═══ Records provided ═══

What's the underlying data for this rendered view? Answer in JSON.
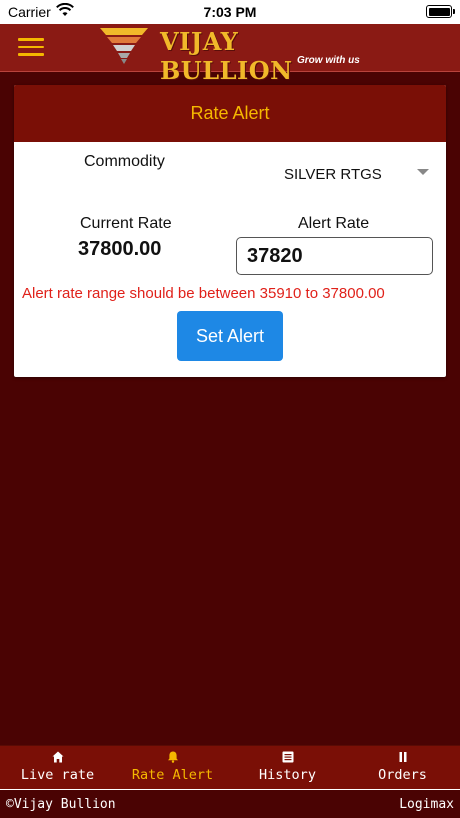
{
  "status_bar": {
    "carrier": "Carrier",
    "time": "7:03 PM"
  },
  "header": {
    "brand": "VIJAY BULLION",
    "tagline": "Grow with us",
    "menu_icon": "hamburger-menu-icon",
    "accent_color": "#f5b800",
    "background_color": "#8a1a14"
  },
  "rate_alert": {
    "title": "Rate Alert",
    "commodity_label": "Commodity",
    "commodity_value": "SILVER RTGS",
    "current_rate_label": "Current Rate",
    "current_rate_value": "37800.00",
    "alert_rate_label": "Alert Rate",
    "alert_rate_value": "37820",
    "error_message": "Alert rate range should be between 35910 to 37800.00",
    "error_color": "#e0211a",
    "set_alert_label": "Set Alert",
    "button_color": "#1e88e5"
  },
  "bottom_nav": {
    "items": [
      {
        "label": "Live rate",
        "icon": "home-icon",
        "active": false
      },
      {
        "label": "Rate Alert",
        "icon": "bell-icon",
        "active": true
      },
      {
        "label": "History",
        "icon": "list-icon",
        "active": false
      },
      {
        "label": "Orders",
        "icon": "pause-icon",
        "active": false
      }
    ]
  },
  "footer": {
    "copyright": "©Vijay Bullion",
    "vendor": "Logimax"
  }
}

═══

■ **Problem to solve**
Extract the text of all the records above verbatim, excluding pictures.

■ **Task result**
What's the underlying data for this rendered view? Answer in JSON.
{
  "status_bar": {
    "carrier": "Carrier",
    "time": "7:03 PM"
  },
  "header": {
    "brand": "VIJAY BULLION",
    "tagline": "Grow with us",
    "menu_icon": "hamburger-menu-icon",
    "accent_color": "#f5b800",
    "background_color": "#8a1a14"
  },
  "rate_alert": {
    "title": "Rate Alert",
    "commodity_label": "Commodity",
    "commodity_value": "SILVER RTGS",
    "current_rate_label": "Current Rate",
    "current_rate_value": "37800.00",
    "alert_rate_label": "Alert Rate",
    "alert_rate_value": "37820",
    "error_message": "Alert rate range should be between 35910 to 37800.00",
    "error_color": "#e0211a",
    "set_alert_label": "Set Alert",
    "button_color": "#1e88e5"
  },
  "bottom_nav": {
    "items": [
      {
        "label": "Live rate",
        "icon": "home-icon",
        "active": false
      },
      {
        "label": "Rate Alert",
        "icon": "bell-icon",
        "active": true
      },
      {
        "label": "History",
        "icon": "list-icon",
        "active": false
      },
      {
        "label": "Orders",
        "icon": "pause-icon",
        "active": false
      }
    ]
  },
  "footer": {
    "copyright": "©Vijay Bullion",
    "vendor": "Logimax"
  }
}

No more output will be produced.